    No nonsense or sacred cows, except entitlements. Don’t get lost in every line item. Just do it at the high level.

    Then cut where you want, but just make the cuts.

    This is what is needed now.

    The idea that there is nothing left to cut is absurd.

    It’s all in the approach and the political will.

  • Phillip

    Stephen, I have to agree with your observations. I continue to doubt the budgetary process when I see no attempt at zero-based budgeting; the City’s “budget” process appears to be “cost+” and just pass the added cost onto the taxpayers. I can’t verify that non-unionized city staff just received an increase of 3% (reported in a previous article) but if this is true, taxpayers are now subsidizing the standard of living of well-paid municipal employees by accepting a lower standard of living (given that most private-sector have not seen increases on this level, particularly seniors living on fixed incomes). The unsustainable increases forecast by the City are also piled onto increases imposed at the provincial level. Of course, waste is endemic–it appears that the Pier to Nowhere–that enduring monument to poor fiscal management and profligacy at City Hall, will be reprised on New Street. On top of this lack of financial responsibility, we also see the lack of political integrity (how’s that for a contradiction in terms) when the promised temporary surtax for the hospital is now made permanent. I am not surprised–Goldring has long since distinguished himself as a profligate “tax and spender”.

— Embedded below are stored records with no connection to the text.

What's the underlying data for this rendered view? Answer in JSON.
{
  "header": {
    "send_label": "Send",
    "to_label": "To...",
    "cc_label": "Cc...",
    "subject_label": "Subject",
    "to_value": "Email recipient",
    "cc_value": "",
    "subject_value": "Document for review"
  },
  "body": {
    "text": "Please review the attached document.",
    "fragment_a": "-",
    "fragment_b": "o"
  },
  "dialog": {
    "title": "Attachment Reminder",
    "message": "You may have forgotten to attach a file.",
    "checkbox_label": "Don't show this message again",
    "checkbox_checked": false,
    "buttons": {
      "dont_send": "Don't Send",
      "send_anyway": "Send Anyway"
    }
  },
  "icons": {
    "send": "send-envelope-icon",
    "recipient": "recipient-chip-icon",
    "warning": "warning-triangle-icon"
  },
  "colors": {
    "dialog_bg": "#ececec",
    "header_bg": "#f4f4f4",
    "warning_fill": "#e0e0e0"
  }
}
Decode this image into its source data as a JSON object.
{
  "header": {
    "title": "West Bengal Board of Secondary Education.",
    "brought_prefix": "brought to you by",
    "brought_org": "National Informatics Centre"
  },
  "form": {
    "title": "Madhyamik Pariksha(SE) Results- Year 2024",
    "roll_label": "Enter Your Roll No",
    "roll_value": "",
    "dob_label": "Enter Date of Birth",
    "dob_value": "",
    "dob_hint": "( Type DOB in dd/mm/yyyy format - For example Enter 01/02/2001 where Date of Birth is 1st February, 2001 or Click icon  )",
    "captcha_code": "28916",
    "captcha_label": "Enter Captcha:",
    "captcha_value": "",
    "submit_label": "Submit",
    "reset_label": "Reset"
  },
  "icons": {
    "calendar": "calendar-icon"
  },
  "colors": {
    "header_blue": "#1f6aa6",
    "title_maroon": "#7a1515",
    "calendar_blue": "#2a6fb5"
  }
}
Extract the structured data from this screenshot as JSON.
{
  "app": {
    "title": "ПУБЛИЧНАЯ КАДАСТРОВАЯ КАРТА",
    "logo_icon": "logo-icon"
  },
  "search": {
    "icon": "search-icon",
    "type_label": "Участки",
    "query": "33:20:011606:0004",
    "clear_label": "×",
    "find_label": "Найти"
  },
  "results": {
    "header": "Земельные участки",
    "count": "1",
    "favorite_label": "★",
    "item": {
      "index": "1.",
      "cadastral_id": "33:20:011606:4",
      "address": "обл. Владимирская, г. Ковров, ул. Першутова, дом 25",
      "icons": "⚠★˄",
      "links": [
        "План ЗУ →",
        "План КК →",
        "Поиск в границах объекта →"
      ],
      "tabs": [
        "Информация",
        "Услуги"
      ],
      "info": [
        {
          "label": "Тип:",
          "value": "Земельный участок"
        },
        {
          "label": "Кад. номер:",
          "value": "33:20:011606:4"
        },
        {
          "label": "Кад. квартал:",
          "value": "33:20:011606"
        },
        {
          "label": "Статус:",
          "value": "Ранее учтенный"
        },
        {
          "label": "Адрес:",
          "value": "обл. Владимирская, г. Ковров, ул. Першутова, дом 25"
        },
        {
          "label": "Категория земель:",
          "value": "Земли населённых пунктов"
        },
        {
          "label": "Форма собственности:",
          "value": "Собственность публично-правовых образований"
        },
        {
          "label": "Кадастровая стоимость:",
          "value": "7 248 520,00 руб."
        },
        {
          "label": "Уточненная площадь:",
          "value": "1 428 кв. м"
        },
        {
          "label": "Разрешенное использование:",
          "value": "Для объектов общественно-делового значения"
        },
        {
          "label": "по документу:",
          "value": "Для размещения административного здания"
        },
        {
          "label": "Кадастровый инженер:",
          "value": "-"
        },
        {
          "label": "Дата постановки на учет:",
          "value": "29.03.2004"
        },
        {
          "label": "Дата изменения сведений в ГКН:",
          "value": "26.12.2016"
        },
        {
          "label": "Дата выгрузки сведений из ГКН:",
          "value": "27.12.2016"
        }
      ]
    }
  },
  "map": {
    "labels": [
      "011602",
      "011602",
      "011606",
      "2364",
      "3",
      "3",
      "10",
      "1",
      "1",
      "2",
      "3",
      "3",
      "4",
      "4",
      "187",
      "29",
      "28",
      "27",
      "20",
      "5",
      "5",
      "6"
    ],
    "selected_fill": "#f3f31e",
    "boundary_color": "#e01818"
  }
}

  • So I think we can dispense with the charade that intensification is some how going to keep taxes low.

    You can’t run 4% property tax increases in an environment where houses are so expensive – with an increase in gas – with an increase in electricity – in an environment of stagnate wages – and not start ash canning the middle class.

    You have too manly concurrent attacks on disposable income.

    • Phillip

      @Greg. I have never thought of intensification as a means of keeping taxes low–only a way to provide more tax revenue for the City to waste on its pet projects,
      keeping in mind that such intensification (besides ruining the character and lifestyle that WAS Burlington) will inevitably require more services and gridlock which is also imposing large costs. Perhaps Goldring will come up with a slogan such “Paying taxes is delightful”.

  • Stephen White

    I admit to no expertise in finance or accounting but on the surface this is unsustainable for several reasons.

    First, the hospital levy was never intended to be a permanent fixture of the municipal budget. How many other cities have a similar levy, and for how long?

    Second, inflation is nowhere near 4-5%, and neither are the average workers’ salary increases.

    Third, there are no details on cost, complement or expenditure controls. There are 233 public servants on the 2016 Public Sector Salary Disclosure listing, 133 of whom are firefighters. That is 3 to 4 times the number for Guelph, St. Catharines or Cambridge. Why? There is an Executive Director and a Director of Human Resources listed with a combined salary in excess of $300K. Why two Directors in the same department?

    Finally, how do these increases compare with neighbouring municipalities such as Oakville, Burlington, Brampton, Hamilton, Cambridge and Guelph? 4-5% seems like the high end, and if it is then city officials need to go back and “sharpen their pencils” because this level of increase simply isn’t sustainable.

    For a municipality headed by a Mayor who is supposed to a financial planner and who promised us financial prudence during his previous election campaigns this budget reflects neither realism nor common sense. Then again, we shouldn’t be surprised. This is the same guy who also gave us the New Street “Road Diet”.

    • 100% Steve. We need a review of what value these departments are creating for the citizens of Burlington. The firefighters – at least I get what they are doing. I’m wondering how many staff we have actually acting against other staff or against what the council wants. High salaries are fine by me – so long as they are delivering high value. Currently I don’t see lots of value.